Calgary, Canada, June 22, 2013 --(PR.com
)-- According to a study from the Institute on the Environment (“IonE)” at the University of Minnesota published in PLOS ONE: “Crop yields worldwide are not increasing quickly enough to support estimated global needs in 2050…Previous studies estimate that global agricultural production may need to increase by 60-110% to meet increasing demands and provide food security. In the current study, researchers assessed agricultural statistics from across the world and found that yields of four key crops - maize, rice, wheat and soybean- are increasing at rates between 0.9 -1.6 percent every year. At these rates, production of these crops would likely increase 38-67 percent by 2050, rather than the estimated requirement of 60-110 percent. The top three countries that produce rice and wheat were found to have very low rates of increase in crop yields.
"Clearly, the world faces a looming agricultural crisis, with yield increases insufficient to keep up with projected demands," says IonE director Jon Foley, a co-author on the study. "The good news is, opportunities exist to increase production through more efficient use of current arable lands and increased yield growth rates by spreading best management practices. If we are to boost production in these key crops to meet projected needs, we have no time to waste."
Stephen Johnston, founder of Agcapita reports that "Farmland continues to appreciate as we predicted when we launched our first fund in 2008. We believe that research such as this performed by IonE supports over view that agricultural commodity prices will continue to be strong due to fundamental supply and demand issues in addition to nominal price support in the form of expansive monetary conditions.”
Agcapita’s series of farmland funds continue to show great appeal to conservative investors concerned with inflation and the volatility of their existing public equity investments. Farmland has similar inflation hedging qualities to gold but with an ongoing cash yield that gold lacks. Farmland returns exhibit low volatility and this combined with the high absolute returns from farmland equate to a favorable Sharpe ratio. Agcapita’s funds directly hold diversified portfolios of farmland in western Canada, and in particular in the highly price competitive province of Saskatchewan. Investors are provided with the comfort of a direct investment in farmland combined with a model of front-end loaded cash rents. Agcapita believes farmland is a safe investment, that supply is shrinking and that unprecedented demand for "food, feed and fuel" will continue to move crop prices higher over the long-term. Agcapita is one of Canada's most experienced farmland fund managers, launching its first fund in Q1 2008 and opening Agcapita Farmland Fund IV to investors with a $20 million RRSP offering in April 2013.
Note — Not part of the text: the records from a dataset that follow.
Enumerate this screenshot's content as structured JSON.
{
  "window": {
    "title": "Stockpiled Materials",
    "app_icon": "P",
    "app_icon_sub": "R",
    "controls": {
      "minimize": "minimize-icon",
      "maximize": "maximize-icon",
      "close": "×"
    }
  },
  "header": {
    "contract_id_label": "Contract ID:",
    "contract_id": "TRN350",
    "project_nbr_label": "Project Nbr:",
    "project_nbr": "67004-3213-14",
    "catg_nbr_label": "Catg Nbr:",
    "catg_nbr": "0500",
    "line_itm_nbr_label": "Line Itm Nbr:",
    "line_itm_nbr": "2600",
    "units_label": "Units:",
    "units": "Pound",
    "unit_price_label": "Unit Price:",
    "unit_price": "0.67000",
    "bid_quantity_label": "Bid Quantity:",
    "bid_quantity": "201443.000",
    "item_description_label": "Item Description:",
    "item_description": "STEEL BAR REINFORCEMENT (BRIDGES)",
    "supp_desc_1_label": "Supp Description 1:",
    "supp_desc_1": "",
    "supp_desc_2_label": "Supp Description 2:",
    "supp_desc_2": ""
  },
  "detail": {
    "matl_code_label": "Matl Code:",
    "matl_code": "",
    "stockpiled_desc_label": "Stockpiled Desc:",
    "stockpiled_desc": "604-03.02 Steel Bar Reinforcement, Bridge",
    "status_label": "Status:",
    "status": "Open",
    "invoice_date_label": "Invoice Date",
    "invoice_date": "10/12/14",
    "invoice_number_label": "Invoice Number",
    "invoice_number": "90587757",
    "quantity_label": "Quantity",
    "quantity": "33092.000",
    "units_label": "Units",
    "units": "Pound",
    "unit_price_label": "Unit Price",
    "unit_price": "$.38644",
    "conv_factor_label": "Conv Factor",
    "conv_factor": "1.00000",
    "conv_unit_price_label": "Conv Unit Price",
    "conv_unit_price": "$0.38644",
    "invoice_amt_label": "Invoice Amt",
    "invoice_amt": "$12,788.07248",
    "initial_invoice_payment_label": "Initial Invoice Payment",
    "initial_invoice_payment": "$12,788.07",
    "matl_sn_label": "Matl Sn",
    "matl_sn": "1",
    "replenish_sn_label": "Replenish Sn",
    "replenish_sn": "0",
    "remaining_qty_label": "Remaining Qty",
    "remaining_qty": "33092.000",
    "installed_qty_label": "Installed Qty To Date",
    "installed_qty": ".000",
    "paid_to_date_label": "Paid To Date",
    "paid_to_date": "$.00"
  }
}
This news release may contain certain information that is forward looking and, by its nature, such forward-looking information is subject to important risks and uncertainties. The words "anticipate," "expect," "may," "should" "estimate," "project," "outlook," "forecast" or other similar words are used to identify such forward looking information. Those forward-looking statements herein made by Agcapita, if any, reflect Agcapita's beliefs and assumptions based on information available at the time the statements were made (including, without limitation, that (i) the demand for agricultural commodities will continue to grow at a pace that is unlikely to be matched by growth in agricultural productivity, and (ii) investment demand for tangible assets such as agricultural commodities and farmland will continue to increase for the foreseeable future). Actual results or events may differ from those anticipated or predicted in these forward-looking statements, and the differences may be material. Factors which could cause actual results or events to differ materially from current expectations include, among other things: risks associated with the ownership and operation of farmland, including fluctuations in interest rates, rental rates and vacancy rates; general economic conditions; local real estate markets; supply and demand for farmland; competition for available farmland; weather; crop diseases; the price of grain and other agricultural commodities; changes in legislation and the regulatory environment; and international trade and global political conditions. Readers are cautioned not to place undue reliance on any forward-looking information contained in this news release (if any), which is given as of the date it is expressed herein. Agcapita's undertakes no obligation to update publicly or revise any forward-looking information, whether as a result of new information, future events or otherwise.